State and federal agriculture officials have predicted that the table olive crop is down by half this year because of harsh spring weather. And that's only half the bad news: Farmers say sparse fruit means it's not practical to pick the fruit from many trees, reducing supply and driving up prices.

"Mother Nature has not been kind to us," said Adin Hester, president of the Olive Growers Council in Tulare. "It's not a pretty scene."

Since 2000, the harvests on California's 26,000 acres of table olive trees, mainly the manzanillo and sevillano varieties, have been increasingly inconsistent. That has prompted some growers to sell off their trees to landscapers and plant citrus or pomegranates in their place.

Last year's boom harvest of 132,000 tons followed a record-low 23,000-ton harvest in 2006.

While the U.S. Department of Agriculture's probability survey released Tuesday predicts that there are 65,000 tons of olives in the field, growers say fewer than 45,000 tons will actually be harvested because rising fuel and labor costs mean they might not make enough from the crop to even cover the cost of picking it.

"I can count on one hand the number of people here with any kind of crop this year," said Rod Burkett, who farms 30 acres of olive trees and oversees 2,700 more in Tulare County, where more than half of California's table olive crop originates.

Hester blames late rain for 2006's record-low crop, and a heat wave in April followed by high winds dried up pollen for this year's crop.

"We've had some unfortunate weather patterns that have hurt," he said. "But growers are the ultimate optimists. Hopefully we'll have a good crop next year."

California produces almost 80 percent of the table olives consumed in the United States, but its acreage is dwarfed by Spain, which has 5.6 million acres of cultivated olives.

Trees grown for olive oil have not suffered as severely, Hester said, because the smaller fruit size makes them less susceptible to weather, especially wind.

Growers currently are negotiating 2008 prices with processors, so it's unclear how big of an impact the light crop will have on prices.

Last year, they earned $1,000 a ton for the largest-grade olives. Burkett said growers need to produce 3 to 4 tons an acre to turn a profit, but most fields he has seen have 2 tons or less this year.

Burkett's own orchards currently have about 1 ton of olives per acre; last year it produced 9 tons an acre, he said.

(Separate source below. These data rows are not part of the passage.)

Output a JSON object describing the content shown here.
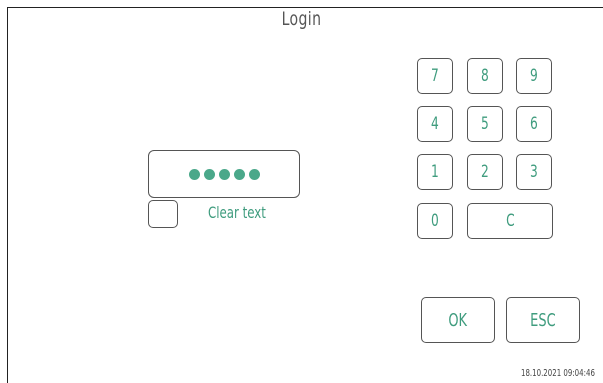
{
  "title": "Login",
  "password": {
    "masked_length": 5
  },
  "clear_text": {
    "label": "Clear text",
    "checked": false
  },
  "keypad": {
    "rows": [
      [
        "7",
        "8",
        "9"
      ],
      [
        "4",
        "5",
        "6"
      ],
      [
        "1",
        "2",
        "3"
      ]
    ],
    "zero": "0",
    "clear": "C"
  },
  "buttons": {
    "ok": "OK",
    "esc": "ESC"
  },
  "timestamp": "18.10.2021 09:04:46",
  "colors": {
    "accent": "#3f9c7e",
    "border": "#555555"
  }
}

"I don't care if you're making spark plugs or olives, you need a constant flow into the market," Burkett said. "We can't build a market and then say, 'We don't have any olives this year.'"